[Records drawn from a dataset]
Content starts

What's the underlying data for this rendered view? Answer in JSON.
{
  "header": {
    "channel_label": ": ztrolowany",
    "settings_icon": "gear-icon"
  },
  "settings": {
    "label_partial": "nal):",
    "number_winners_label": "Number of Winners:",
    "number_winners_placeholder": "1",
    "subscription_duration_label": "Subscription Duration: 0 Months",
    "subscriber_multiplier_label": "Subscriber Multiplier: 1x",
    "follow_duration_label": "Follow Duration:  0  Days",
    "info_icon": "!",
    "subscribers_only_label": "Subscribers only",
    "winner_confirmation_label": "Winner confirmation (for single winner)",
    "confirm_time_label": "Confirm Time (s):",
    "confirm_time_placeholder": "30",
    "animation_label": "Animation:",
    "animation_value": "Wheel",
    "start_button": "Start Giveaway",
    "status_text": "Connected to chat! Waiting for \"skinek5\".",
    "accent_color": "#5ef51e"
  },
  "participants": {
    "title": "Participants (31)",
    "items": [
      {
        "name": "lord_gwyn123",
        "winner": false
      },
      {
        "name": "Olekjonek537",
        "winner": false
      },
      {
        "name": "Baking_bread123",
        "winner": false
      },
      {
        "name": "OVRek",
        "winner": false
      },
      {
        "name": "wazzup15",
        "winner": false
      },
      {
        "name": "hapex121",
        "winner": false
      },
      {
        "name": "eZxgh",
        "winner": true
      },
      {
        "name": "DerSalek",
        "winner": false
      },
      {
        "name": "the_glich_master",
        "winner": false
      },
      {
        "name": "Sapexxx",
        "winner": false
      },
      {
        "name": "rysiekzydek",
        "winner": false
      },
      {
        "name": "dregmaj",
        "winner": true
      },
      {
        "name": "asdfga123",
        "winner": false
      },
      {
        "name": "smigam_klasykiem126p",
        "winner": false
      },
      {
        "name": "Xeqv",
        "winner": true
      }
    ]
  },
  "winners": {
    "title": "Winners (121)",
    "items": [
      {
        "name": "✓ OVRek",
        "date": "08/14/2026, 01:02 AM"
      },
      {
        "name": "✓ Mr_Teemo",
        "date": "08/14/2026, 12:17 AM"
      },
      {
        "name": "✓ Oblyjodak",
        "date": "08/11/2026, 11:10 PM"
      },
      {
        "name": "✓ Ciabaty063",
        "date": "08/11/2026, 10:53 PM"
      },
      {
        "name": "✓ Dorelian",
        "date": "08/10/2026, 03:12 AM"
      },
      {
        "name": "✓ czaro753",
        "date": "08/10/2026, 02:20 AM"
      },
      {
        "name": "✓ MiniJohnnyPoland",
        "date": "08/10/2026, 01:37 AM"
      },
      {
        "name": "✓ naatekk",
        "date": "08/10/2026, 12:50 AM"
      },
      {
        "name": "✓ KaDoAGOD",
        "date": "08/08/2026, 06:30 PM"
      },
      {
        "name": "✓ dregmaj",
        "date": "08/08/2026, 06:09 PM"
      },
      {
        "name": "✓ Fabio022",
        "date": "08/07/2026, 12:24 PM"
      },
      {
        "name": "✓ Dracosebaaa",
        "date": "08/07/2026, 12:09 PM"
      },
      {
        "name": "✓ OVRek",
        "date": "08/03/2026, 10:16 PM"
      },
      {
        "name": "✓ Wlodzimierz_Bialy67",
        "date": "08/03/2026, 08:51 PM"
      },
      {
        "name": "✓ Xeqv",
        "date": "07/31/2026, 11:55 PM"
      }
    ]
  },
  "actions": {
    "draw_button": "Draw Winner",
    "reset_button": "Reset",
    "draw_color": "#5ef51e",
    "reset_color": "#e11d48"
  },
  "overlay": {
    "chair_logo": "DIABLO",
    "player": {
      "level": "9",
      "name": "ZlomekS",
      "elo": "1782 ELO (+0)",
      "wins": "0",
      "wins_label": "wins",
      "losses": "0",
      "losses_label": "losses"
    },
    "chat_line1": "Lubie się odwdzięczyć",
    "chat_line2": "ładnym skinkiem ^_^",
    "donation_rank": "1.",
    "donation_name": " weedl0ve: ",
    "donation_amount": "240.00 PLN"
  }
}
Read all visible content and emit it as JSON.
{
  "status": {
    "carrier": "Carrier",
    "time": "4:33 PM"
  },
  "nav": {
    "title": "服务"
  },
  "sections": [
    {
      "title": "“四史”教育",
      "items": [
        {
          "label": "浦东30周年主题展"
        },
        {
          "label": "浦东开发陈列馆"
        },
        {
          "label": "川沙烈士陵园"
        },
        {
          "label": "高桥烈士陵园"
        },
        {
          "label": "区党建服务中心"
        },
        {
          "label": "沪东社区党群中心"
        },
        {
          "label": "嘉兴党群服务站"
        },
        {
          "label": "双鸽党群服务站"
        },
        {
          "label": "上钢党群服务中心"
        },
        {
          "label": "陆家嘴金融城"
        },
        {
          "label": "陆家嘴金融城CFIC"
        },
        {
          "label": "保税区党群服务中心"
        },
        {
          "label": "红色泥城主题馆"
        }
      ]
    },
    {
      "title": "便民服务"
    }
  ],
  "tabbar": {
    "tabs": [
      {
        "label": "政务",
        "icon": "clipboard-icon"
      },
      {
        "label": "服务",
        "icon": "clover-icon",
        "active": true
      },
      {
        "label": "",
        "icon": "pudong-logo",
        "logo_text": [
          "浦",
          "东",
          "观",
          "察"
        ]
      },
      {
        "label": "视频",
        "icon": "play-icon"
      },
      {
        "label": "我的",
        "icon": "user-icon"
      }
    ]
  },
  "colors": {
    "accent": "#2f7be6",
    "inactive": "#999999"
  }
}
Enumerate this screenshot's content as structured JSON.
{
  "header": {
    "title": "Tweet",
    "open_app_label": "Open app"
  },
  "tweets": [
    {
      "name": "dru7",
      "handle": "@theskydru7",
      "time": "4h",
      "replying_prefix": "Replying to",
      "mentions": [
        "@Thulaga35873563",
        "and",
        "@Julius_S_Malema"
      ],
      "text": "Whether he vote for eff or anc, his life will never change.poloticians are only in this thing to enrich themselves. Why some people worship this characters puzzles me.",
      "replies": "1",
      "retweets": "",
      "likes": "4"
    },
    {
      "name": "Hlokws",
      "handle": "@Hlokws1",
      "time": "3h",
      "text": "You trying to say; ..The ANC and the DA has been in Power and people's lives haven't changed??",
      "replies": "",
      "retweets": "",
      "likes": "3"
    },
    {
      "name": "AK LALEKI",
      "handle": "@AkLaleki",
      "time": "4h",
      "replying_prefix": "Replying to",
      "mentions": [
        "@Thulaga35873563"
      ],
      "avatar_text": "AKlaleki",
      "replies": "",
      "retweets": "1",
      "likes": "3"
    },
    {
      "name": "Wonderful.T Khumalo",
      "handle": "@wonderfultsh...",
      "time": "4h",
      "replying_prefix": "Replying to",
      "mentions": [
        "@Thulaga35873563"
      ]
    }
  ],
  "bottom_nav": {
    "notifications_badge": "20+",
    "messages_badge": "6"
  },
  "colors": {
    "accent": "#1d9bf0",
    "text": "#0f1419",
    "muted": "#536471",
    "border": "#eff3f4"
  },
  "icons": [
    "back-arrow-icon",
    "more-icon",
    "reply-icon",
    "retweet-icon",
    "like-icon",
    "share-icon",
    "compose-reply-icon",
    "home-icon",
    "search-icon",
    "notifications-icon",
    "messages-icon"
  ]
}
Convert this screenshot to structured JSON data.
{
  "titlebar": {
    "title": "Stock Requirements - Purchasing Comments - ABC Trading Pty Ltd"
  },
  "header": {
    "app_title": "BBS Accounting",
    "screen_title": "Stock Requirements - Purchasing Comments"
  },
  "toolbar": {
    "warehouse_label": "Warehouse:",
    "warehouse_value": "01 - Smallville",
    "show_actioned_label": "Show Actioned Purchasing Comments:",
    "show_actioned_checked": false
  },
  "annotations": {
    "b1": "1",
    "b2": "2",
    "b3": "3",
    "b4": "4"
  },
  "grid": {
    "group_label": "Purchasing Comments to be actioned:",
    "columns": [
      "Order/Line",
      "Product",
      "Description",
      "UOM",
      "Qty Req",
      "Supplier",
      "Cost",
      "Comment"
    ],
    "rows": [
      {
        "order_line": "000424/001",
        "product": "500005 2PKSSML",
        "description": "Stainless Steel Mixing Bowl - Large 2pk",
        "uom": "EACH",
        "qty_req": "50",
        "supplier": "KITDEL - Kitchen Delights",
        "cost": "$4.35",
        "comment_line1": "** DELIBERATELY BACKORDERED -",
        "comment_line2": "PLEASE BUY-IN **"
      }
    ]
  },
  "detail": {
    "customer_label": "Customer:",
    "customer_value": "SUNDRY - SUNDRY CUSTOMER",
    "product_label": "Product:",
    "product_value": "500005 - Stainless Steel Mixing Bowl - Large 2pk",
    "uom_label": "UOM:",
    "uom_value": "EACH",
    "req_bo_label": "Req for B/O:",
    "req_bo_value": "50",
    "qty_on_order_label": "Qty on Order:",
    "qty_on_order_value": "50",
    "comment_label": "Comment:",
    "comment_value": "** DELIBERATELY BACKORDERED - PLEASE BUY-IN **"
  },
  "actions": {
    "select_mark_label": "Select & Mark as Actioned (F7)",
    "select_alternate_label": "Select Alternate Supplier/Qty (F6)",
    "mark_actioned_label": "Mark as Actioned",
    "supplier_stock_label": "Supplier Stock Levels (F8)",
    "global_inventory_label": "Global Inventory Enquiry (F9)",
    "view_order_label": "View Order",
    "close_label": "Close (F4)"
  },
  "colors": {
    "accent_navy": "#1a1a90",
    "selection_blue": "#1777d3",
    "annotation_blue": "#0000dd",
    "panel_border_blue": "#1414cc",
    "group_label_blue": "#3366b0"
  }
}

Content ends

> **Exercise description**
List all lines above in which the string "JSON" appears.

> **Exercise answer**
What's the underlying data for this rendered view? Answer in JSON.
Read all visible content and emit it as JSON.
Enumerate this screenshot's content as structured JSON.
Convert this screenshot to structured JSON data.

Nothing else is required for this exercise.